** Task material **
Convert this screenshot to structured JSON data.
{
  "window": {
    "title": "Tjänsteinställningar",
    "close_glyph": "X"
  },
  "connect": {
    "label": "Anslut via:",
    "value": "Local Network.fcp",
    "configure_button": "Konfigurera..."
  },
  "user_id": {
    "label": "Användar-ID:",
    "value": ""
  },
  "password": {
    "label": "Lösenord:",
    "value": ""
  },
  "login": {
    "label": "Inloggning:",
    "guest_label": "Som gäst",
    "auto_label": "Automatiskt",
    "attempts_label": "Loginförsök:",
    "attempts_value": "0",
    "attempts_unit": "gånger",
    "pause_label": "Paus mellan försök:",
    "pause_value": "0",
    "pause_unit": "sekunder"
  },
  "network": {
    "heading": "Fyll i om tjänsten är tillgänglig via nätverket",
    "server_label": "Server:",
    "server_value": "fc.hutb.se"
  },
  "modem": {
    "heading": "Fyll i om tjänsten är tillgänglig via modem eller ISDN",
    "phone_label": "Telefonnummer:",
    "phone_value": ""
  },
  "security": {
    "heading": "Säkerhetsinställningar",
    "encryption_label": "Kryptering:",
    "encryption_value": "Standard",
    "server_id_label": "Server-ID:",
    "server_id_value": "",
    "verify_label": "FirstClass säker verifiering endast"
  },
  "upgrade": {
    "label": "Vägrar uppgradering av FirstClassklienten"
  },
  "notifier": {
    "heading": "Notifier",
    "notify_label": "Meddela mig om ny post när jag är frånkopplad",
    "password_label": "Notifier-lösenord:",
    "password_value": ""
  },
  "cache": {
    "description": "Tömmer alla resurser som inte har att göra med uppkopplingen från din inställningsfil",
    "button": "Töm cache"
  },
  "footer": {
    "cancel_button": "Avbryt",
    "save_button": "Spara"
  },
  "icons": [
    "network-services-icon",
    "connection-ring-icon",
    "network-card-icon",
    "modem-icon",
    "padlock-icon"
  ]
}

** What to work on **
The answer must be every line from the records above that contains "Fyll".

** Response below **
    "heading": "Fyll i om tjänsten är tillgänglig via nätverket",
    "heading": "Fyll i om tjänsten är tillgänglig via modem eller ISDN",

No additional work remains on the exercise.